We have all been there when arguing with our partner, it typically occurs at the end of the whole fiasco… Blank facial expressions, silent stares, or walking out of the room are all examples of stonewalling. The term stonewalling refers to the act of turning away from the discussion, (or person) due to a lack of mental energy or intense frustration. Stonewalling or shutting down is one of th...
In the past two months, we have been in close quarters with our partners and noticed some cute and some not so cute habits of theirs… Or maybe things were rocky before sheltering in place, and now those issues have been amplified. Believe it or not, arguing and fighting are part of healthy relationships. Relationships are two humans trying to merge a life together… Of course there will be disagreements and issues that arise! But, did you know there are ways to fight that overcome the problem more successfully?

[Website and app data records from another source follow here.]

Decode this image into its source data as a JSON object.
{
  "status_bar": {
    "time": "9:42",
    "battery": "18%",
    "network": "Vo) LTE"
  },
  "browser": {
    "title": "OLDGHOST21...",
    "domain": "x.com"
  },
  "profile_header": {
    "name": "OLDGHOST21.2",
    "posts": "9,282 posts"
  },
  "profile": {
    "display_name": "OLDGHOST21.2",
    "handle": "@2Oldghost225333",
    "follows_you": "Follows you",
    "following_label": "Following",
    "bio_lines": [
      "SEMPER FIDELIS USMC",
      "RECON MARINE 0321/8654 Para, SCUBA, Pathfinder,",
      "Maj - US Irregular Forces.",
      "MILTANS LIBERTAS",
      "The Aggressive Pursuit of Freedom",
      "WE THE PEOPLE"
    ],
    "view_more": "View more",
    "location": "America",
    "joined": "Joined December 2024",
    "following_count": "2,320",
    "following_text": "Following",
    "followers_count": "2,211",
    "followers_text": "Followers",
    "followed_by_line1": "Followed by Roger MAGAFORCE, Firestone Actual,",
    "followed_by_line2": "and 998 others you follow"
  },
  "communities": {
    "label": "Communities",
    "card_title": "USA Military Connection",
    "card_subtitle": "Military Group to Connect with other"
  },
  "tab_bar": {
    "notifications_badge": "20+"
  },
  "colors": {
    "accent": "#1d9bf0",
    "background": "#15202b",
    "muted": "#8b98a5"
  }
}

John Gottman is an author, psychologist & researcher, who has studied marriage for over forty years. He has a vast database and has collected different techniques that can make or break a relationship. Here are a few findings from his research.
Criticism Vs. Complaining: It is normal to have complaints or aspects of your partner that you are not fond of. But, it’s how you address the issue that makes all the difference. Complaining is bringing up the issue, criticism is pointing out your partner’s character flaws that relate to the issue. Here is an example.

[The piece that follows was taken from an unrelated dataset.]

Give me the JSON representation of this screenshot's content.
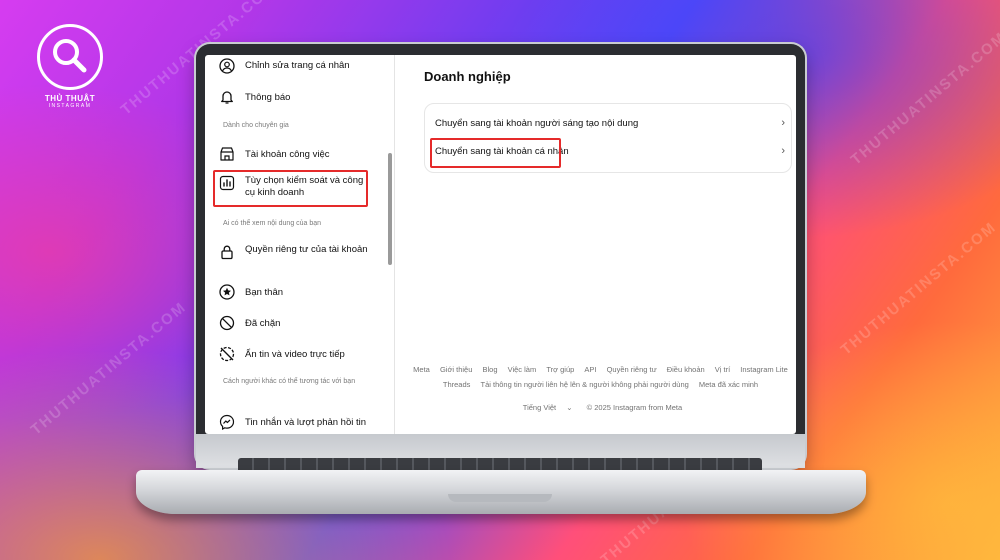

Criticism: “You are always late, you do not care about anyone else’s time but yours.”
Complaint: “It makes me really nervous when we run late to events, would that be okay if we left a bit earlier next time so I won’t have anxiety?”

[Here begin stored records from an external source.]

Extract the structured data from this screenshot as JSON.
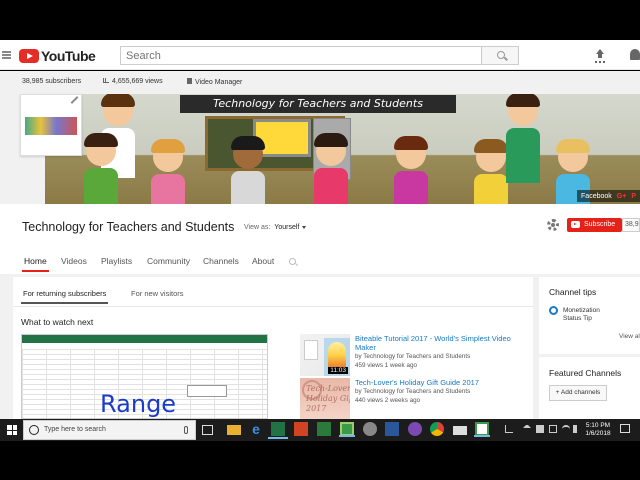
{
  "youtube": {
    "logo_text": "YouTube",
    "search_placeholder": "Search"
  },
  "stats": {
    "subscribers": "38,985 subscribers",
    "views": "4,655,669 views",
    "video_manager": "Video Manager"
  },
  "banner": {
    "title": "Technology for Teachers and Students",
    "social": [
      "Facebook",
      "G+",
      "P"
    ]
  },
  "channel": {
    "title": "Technology for Teachers and Students",
    "view_as_label": "View as:",
    "view_as_value": "Yourself",
    "subscribe_label": "Subscribe",
    "subscriber_count": "38,985"
  },
  "tabs": [
    "Home",
    "Videos",
    "Playlists",
    "Community",
    "Channels",
    "About"
  ],
  "subtabs": [
    "For returning subscribers",
    "For new visitors"
  ],
  "section_title": "What to watch next",
  "main_video": {
    "overlay_text": "Range"
  },
  "videos": [
    {
      "title": "Biteable Tutorial 2017 - World's Simplest Video Maker",
      "channel": "by Technology for Teachers and Students",
      "meta": "459 views   1 week ago",
      "duration": "11:03"
    },
    {
      "title": "Tech-Lover's Holiday Gift Guide 2017",
      "channel": "by Technology for Teachers and Students",
      "meta": "440 views   2 weeks ago",
      "thumb_text": "Tech-Lover's\nHoliday Gift Guide\n2017"
    }
  ],
  "channel_tips": {
    "title": "Channel tips",
    "item": "Monetization\nStatus Tip",
    "view_all": "View al"
  },
  "featured_channels": {
    "title": "Featured Channels",
    "add_label": "+ Add channels"
  },
  "taskbar": {
    "search_placeholder": "Type here to search",
    "time": "5:10 PM",
    "date": "1/6/2018"
  }
}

The difference is to state how you are feeling, the event or situation that is causing the feeling, and lastly a reasonable solution to the problem. Your partner might not be receptive to the solution, but it starts the conversation for peaceful negotiation.
Stay tuned for more of Gottman’s findings and relationship tips!